What the task asks>
Each line below that contains the word "placeholder" must be copied.

Data records for software interfaces:
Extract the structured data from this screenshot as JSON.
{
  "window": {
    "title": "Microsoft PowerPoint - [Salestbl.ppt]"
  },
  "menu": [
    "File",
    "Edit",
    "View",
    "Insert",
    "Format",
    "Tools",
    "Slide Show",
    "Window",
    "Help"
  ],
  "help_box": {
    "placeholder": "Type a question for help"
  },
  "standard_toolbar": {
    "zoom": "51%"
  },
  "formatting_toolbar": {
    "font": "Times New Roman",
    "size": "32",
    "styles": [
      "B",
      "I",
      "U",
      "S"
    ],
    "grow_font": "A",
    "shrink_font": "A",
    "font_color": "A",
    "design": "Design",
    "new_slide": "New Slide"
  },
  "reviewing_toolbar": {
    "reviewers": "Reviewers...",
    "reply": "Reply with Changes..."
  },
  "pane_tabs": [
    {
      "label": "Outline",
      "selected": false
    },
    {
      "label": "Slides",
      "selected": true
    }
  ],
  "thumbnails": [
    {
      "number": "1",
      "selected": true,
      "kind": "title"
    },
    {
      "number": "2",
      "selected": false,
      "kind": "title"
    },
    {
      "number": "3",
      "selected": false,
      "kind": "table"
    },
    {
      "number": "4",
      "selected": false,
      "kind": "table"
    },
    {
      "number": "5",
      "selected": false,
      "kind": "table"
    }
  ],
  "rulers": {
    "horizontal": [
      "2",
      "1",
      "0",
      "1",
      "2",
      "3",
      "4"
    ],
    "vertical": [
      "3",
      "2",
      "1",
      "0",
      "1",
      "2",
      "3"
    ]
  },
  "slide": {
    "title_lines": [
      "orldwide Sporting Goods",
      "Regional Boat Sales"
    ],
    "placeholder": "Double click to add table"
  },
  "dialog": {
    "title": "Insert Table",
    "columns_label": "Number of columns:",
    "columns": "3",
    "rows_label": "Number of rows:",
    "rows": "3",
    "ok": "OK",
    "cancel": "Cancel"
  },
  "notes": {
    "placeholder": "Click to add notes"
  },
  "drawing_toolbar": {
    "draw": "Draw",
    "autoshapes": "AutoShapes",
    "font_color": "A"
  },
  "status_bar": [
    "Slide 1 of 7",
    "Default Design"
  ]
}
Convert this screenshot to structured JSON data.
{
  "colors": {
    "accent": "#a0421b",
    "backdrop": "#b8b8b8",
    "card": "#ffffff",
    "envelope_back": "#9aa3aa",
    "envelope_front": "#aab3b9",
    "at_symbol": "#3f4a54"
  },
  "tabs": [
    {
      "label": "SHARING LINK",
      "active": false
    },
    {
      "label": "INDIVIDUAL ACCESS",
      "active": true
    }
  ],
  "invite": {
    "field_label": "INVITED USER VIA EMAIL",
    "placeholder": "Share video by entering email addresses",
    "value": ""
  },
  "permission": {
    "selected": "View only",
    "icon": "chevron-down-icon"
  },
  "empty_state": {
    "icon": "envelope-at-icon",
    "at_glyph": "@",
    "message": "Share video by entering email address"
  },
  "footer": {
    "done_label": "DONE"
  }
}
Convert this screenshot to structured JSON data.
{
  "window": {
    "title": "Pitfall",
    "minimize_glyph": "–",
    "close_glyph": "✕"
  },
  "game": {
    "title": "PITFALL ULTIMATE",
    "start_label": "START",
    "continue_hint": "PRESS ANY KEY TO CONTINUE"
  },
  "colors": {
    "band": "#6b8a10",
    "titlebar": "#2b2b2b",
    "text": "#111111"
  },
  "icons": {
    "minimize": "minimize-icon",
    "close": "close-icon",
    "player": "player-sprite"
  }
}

Exercise output>
    "placeholder": "Type a question for help"
    "placeholder": "Double click to add table"
    "placeholder": "Click to add notes"
    "placeholder": "Share video by entering email addresses",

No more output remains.